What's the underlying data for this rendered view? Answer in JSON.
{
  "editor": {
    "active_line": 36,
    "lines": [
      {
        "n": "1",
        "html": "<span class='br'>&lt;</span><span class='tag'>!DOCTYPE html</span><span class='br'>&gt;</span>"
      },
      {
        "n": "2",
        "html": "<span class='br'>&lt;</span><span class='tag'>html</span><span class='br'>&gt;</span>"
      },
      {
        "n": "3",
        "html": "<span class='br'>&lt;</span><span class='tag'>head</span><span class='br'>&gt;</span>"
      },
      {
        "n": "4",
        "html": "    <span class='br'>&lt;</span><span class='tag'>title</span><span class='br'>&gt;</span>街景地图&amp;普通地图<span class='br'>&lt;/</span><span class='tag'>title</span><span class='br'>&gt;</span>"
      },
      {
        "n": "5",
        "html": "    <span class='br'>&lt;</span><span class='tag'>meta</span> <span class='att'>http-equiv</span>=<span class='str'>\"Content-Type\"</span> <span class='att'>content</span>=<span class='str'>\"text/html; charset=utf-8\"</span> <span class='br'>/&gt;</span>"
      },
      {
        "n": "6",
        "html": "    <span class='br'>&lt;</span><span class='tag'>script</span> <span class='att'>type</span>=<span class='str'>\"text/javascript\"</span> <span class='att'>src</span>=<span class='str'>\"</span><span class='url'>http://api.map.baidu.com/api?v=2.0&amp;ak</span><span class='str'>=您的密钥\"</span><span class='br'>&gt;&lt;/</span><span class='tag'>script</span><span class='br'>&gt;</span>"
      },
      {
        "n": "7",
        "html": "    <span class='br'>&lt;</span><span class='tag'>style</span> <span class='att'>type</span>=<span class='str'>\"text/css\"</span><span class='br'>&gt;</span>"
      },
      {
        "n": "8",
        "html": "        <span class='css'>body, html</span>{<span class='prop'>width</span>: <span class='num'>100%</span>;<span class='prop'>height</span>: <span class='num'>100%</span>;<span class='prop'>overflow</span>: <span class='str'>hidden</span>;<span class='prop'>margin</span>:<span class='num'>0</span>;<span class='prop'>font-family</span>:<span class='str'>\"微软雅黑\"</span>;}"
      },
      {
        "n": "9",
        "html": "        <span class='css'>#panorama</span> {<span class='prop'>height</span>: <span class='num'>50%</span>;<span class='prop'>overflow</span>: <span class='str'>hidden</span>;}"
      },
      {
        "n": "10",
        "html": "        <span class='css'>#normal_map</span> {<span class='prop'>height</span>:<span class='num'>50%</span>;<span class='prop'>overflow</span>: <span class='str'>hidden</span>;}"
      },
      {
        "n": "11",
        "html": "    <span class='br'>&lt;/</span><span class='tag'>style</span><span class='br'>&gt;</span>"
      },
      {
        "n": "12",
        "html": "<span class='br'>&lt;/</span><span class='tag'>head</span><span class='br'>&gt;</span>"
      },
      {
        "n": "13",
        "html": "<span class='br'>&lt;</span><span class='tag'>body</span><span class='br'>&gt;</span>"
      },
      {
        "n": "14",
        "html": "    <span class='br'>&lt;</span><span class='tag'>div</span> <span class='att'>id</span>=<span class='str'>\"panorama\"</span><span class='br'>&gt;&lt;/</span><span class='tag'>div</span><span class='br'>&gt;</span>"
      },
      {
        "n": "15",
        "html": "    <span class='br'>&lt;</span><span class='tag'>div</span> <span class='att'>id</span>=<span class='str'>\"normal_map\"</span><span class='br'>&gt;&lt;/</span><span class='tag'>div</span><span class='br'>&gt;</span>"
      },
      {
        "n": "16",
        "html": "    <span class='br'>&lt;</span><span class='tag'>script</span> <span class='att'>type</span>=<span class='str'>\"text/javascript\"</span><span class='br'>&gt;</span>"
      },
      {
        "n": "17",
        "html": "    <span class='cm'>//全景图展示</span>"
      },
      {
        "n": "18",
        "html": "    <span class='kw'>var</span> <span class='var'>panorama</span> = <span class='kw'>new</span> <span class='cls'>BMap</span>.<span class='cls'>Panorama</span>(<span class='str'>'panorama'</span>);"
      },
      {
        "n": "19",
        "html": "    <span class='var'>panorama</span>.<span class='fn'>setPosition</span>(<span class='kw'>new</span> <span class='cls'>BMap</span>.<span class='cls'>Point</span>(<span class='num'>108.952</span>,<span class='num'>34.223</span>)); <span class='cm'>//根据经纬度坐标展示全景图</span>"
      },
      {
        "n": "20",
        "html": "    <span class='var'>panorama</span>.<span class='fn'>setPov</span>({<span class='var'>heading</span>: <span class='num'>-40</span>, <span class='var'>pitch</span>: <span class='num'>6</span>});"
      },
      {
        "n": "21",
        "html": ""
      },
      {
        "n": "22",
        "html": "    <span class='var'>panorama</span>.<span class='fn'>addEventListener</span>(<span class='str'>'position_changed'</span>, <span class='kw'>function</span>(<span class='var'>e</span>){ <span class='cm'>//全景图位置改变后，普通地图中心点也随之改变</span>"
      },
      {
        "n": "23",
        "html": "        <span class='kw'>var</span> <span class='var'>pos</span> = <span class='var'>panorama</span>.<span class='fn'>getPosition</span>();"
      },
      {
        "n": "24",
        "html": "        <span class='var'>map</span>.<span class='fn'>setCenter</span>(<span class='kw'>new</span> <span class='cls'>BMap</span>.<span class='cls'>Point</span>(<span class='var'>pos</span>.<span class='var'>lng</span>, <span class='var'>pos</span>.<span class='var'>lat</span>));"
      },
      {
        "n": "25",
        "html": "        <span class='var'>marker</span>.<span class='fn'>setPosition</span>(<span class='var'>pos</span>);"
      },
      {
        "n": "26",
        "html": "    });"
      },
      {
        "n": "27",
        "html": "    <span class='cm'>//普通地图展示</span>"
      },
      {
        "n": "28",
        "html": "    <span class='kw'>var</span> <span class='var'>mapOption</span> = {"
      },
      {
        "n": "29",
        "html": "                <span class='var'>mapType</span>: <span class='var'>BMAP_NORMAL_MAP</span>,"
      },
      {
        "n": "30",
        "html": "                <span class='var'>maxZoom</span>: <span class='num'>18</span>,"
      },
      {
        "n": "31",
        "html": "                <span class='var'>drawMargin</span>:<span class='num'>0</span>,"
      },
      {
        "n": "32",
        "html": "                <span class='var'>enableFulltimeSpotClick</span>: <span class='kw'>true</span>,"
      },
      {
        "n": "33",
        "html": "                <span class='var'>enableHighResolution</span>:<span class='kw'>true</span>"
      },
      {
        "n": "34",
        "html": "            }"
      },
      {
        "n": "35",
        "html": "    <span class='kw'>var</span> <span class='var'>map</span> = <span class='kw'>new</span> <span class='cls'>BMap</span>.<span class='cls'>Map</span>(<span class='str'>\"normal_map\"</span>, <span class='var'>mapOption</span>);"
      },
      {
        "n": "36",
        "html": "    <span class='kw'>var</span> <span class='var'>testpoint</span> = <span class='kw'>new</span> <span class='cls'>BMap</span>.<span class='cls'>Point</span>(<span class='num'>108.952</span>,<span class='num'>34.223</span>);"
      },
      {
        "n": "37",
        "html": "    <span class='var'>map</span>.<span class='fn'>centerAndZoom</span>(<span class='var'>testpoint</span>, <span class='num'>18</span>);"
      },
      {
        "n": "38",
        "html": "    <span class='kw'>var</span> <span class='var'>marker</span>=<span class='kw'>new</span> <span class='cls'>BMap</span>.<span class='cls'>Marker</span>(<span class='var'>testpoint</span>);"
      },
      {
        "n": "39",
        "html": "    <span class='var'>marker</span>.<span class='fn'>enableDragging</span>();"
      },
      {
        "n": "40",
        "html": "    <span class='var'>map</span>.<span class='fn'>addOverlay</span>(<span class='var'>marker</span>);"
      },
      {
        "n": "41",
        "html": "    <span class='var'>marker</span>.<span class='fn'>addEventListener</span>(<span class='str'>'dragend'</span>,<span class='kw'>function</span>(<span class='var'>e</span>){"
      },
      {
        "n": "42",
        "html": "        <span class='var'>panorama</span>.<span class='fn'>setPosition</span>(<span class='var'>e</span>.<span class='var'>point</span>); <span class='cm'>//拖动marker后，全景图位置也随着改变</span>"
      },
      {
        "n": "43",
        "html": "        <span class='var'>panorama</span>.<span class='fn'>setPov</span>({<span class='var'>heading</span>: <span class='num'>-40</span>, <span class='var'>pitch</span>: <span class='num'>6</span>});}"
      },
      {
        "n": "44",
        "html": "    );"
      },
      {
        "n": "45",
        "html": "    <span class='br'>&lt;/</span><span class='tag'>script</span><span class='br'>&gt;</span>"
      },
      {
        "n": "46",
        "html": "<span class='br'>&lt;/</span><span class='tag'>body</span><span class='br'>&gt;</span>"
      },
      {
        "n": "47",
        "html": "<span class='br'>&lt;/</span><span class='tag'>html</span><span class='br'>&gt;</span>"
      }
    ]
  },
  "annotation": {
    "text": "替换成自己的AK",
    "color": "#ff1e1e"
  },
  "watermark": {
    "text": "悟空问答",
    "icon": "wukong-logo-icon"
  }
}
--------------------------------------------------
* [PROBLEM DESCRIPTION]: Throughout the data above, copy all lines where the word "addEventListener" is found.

* [YOUR RESPONSE]:
        "html": "    <span class='var'>panorama</span>.<span class='fn'>addEventListener</span>(<span class='str'>'position_changed'</span>, <span class='kw'>function</span>(<span class='var'>e</span>){ <span class='cm'>//全景图位置改变后，普通地图中心点也随之改变</span>"
        "html": "    <span class='var'>marker</span>.<span class='fn'>addEventListener</span>(<span class='str'>'dragend'</span>,<span class='kw'>function</span>(<span class='var'>e</span>){"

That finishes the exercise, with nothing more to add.